**What the task asks**
The records appear below. Report how many of their lines contain the word "skyline", giving the number alone.

**Listed records**
*** Begin section ***

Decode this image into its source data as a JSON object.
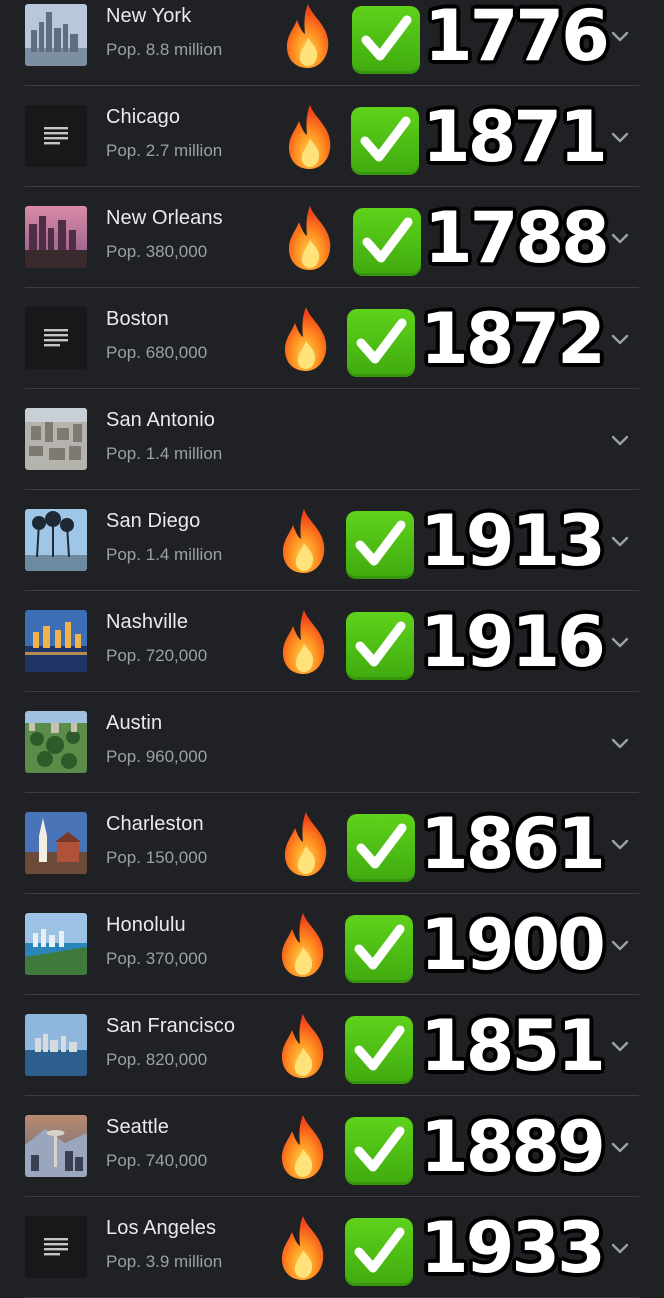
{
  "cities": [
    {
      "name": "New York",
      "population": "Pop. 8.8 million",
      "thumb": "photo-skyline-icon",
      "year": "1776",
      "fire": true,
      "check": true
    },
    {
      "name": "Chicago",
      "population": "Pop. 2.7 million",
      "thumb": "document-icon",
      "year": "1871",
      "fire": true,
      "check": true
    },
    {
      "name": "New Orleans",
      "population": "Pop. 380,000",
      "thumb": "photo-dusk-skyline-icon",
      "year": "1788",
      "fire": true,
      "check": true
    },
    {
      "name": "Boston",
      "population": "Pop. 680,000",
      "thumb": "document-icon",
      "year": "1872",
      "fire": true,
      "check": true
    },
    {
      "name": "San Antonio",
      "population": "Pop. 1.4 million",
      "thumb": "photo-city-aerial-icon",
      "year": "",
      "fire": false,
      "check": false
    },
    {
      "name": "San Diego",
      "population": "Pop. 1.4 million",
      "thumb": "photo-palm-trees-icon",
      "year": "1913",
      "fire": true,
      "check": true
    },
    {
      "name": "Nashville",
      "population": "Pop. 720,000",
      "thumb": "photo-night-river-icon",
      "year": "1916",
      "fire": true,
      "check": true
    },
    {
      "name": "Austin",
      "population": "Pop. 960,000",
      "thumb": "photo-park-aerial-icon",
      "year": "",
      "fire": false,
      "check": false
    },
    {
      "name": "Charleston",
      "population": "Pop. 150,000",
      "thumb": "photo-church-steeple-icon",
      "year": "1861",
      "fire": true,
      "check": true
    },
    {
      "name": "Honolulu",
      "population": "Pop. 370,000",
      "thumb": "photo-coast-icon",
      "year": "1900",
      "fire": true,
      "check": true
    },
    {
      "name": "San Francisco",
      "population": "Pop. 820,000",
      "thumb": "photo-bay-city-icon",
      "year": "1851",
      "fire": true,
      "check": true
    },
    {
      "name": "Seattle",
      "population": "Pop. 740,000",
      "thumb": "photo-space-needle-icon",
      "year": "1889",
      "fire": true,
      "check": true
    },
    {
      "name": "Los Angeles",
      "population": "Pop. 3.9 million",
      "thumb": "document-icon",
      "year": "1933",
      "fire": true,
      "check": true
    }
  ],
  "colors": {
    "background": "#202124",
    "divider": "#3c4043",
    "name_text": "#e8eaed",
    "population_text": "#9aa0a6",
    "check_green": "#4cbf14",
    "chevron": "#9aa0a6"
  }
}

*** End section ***
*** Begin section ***

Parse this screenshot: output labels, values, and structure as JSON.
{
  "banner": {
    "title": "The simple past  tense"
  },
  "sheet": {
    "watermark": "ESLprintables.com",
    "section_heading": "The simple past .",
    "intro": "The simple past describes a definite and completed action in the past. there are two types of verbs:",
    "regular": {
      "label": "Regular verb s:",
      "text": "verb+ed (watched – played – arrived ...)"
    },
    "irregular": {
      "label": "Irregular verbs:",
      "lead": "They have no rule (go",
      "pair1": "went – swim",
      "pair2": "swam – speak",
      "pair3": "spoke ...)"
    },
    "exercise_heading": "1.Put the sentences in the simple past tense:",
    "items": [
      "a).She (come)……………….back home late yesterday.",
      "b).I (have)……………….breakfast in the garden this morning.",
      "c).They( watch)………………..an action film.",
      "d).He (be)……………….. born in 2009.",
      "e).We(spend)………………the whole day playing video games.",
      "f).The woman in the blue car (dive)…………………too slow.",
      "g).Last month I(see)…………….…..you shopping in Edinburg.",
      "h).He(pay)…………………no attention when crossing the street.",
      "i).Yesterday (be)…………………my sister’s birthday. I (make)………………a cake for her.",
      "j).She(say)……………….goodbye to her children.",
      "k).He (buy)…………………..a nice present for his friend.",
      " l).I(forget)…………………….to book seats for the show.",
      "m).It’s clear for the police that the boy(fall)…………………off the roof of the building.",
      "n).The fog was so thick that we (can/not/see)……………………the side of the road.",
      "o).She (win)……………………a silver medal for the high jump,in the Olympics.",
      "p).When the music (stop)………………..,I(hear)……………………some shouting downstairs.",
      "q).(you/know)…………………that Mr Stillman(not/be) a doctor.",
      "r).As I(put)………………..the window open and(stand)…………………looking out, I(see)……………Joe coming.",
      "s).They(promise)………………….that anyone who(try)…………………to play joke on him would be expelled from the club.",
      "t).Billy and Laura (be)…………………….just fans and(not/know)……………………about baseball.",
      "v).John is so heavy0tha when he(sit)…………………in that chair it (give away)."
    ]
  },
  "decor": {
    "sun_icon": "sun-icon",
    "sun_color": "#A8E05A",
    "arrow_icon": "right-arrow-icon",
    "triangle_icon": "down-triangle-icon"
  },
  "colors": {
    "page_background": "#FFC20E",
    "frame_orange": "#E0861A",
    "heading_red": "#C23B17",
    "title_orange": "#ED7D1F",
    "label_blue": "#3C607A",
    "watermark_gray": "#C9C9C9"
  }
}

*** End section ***

**Answer to the exercise**
2